(Exercise details)
Wherever "Broches" appears in a line of the records below, count that line, and report only the number.

(Records provided)
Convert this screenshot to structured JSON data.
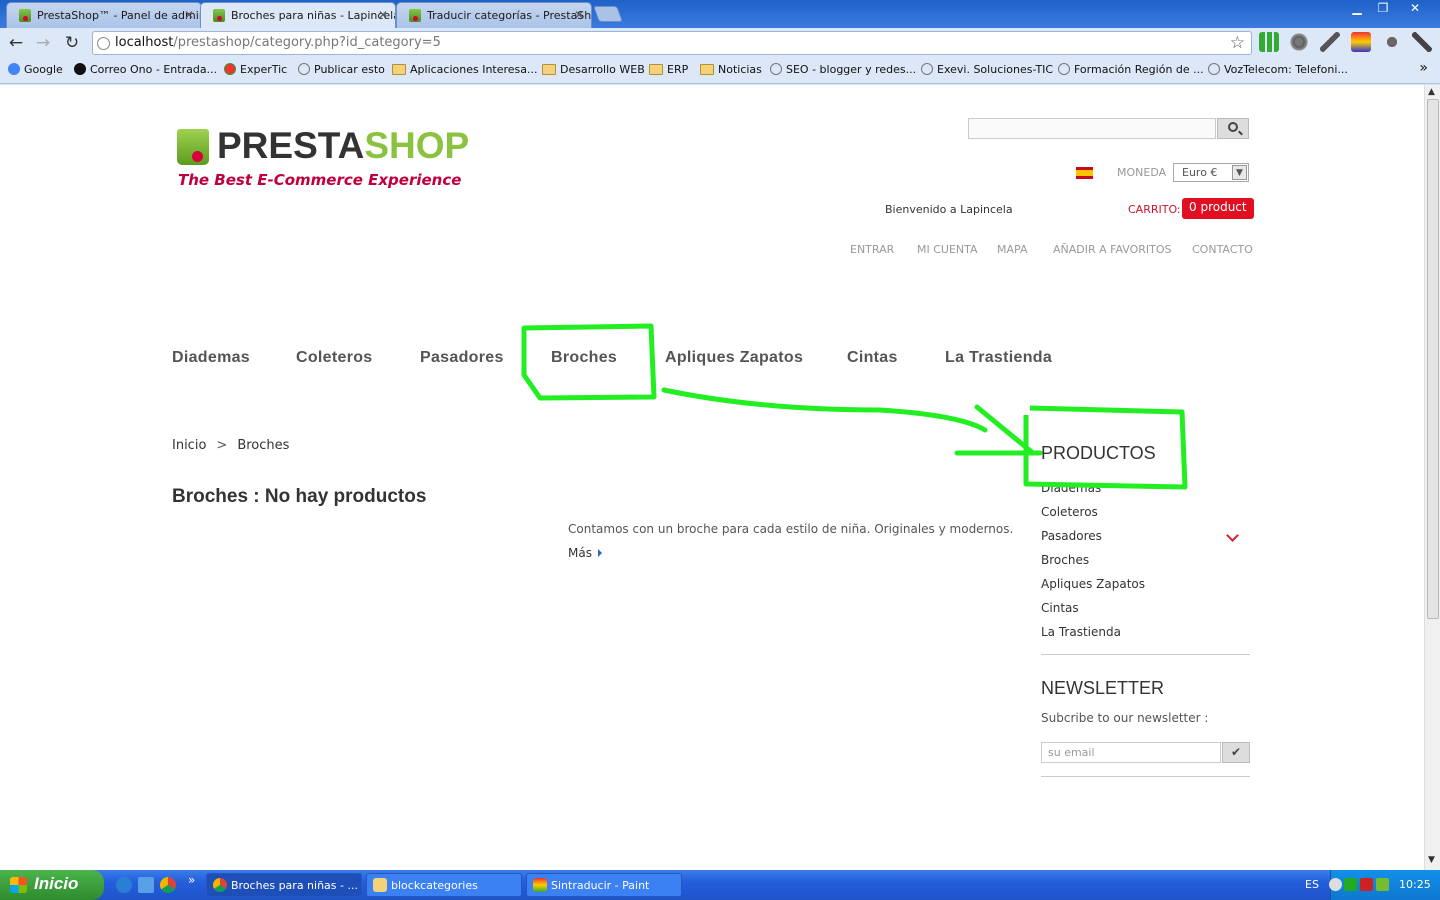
{
  "browser": {
    "tabs": [
      {
        "title": "PrestaShop™ - Panel de admir",
        "active": false
      },
      {
        "title": "Broches para niñas - Lapincela",
        "active": true
      },
      {
        "title": "Traducir categorías - PrestaSh",
        "active": false
      }
    ],
    "url_host": "localhost",
    "url_path": "/prestashop/category.php?id_category=5",
    "bookmarks": [
      "Google",
      "Correo Ono - Entrada...",
      "ExperTic",
      "Publicar esto",
      "Aplicaciones Interesa...",
      "Desarrollo WEB",
      "ERP",
      "Noticias",
      "SEO - blogger y redes...",
      "Exevi. Soluciones-TIC",
      "Formación Región de ...",
      "VozTelecom: Telefoni..."
    ],
    "bookmarks_more": "»"
  },
  "header": {
    "logo_text_1": "PRESTA",
    "logo_text_2": "SHOP",
    "logo_tagline": "The Best E-Commerce Experience",
    "moneda_label": "MONEDA",
    "currency_value": "Euro €",
    "welcome": "Bienvenido a Lapincela",
    "cart_label": "CARRITO:",
    "cart_button": "0 product",
    "links": [
      "ENTRAR",
      "MI CUENTA",
      "MAPA",
      "AÑADIR A FAVORITOS",
      "CONTACTO"
    ]
  },
  "menu": [
    "Diademas",
    "Coleteros",
    "Pasadores",
    "Broches",
    "Apliques Zapatos",
    "Cintas",
    "La Trastienda"
  ],
  "breadcrumb": {
    "home": "Inicio",
    "sep": ">",
    "current": "Broches"
  },
  "main": {
    "title": "Broches : No hay productos",
    "description": "Contamos con un broche para cada estilo de niña. Originales y modernos.",
    "more": "Más"
  },
  "sidebar": {
    "productos_title": "PRODUCTOS",
    "categories": [
      "Diademas",
      "Coleteros",
      "Pasadores",
      "Broches",
      "Apliques Zapatos",
      "Cintas",
      "La Trastienda"
    ],
    "newsletter_title": "NEWSLETTER",
    "newsletter_text": "Subcribe to our newsletter :",
    "newsletter_placeholder": "su email"
  },
  "annotation_color": "#22ee22",
  "taskbar": {
    "start": "Inicio",
    "windows": [
      "Broches para niñas - ...",
      "blockcategories",
      "Sintraducir - Paint"
    ],
    "quicklaunch_more": "»",
    "lang": "ES",
    "clock": "10:25"
  }
}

(Answer section)
6